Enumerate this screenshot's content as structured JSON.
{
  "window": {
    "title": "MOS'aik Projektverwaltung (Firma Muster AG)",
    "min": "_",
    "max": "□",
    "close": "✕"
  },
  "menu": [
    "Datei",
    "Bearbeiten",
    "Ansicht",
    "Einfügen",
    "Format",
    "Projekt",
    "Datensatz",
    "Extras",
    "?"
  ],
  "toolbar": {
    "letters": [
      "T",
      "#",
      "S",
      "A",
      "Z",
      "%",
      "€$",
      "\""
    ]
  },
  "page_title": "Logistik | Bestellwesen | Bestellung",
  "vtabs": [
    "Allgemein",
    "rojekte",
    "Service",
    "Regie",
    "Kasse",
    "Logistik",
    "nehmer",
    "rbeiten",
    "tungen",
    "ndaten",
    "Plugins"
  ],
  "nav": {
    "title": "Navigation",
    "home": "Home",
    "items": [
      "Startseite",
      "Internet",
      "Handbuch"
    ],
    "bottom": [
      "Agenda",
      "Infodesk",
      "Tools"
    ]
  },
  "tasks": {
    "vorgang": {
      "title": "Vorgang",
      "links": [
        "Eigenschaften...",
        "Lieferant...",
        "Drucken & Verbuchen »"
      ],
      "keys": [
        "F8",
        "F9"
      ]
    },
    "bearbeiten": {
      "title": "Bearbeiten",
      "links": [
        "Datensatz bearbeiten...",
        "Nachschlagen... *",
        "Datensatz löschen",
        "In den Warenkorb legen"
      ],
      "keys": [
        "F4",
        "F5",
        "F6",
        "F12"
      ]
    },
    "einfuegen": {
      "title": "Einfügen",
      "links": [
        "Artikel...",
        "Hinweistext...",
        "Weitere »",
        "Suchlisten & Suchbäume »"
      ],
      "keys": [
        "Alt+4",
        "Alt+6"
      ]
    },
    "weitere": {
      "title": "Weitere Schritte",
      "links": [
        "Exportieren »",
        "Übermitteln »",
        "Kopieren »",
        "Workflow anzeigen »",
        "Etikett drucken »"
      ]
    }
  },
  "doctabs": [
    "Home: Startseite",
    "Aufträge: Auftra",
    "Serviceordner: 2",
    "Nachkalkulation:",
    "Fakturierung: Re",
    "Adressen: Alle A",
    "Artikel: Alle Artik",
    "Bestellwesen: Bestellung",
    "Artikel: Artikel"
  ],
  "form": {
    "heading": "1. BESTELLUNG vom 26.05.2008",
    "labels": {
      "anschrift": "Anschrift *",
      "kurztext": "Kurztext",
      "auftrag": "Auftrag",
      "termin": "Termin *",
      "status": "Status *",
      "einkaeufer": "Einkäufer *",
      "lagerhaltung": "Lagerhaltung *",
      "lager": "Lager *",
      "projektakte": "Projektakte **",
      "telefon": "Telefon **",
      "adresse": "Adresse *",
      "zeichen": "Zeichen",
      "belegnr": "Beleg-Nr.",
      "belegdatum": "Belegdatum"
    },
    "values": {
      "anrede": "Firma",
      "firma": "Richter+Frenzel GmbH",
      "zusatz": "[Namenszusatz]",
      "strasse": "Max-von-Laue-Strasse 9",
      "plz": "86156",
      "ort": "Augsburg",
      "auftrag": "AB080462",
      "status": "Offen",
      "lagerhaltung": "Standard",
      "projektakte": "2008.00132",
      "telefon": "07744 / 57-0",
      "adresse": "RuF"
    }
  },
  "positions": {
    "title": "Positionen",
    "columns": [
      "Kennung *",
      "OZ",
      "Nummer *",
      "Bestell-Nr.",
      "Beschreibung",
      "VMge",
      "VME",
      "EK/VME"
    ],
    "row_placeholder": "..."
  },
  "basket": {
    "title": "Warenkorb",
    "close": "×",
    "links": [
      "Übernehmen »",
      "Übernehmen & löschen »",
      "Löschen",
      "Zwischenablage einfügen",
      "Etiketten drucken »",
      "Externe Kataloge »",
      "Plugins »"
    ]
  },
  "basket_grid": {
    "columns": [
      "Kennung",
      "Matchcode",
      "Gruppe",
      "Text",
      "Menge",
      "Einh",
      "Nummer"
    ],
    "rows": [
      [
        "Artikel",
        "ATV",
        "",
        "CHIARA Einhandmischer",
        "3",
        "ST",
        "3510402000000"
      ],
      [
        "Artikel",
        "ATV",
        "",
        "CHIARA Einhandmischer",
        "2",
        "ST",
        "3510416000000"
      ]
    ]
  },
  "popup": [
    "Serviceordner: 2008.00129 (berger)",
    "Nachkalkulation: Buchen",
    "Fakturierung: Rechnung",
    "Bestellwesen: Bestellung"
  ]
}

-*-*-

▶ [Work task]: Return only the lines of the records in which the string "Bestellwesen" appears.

▶ [Response area]:
  "page_title": "Logistik | Bestellwesen | Bestellung",
    "Bestellwesen: Bestellung",
    "Bestellwesen: Bestellung"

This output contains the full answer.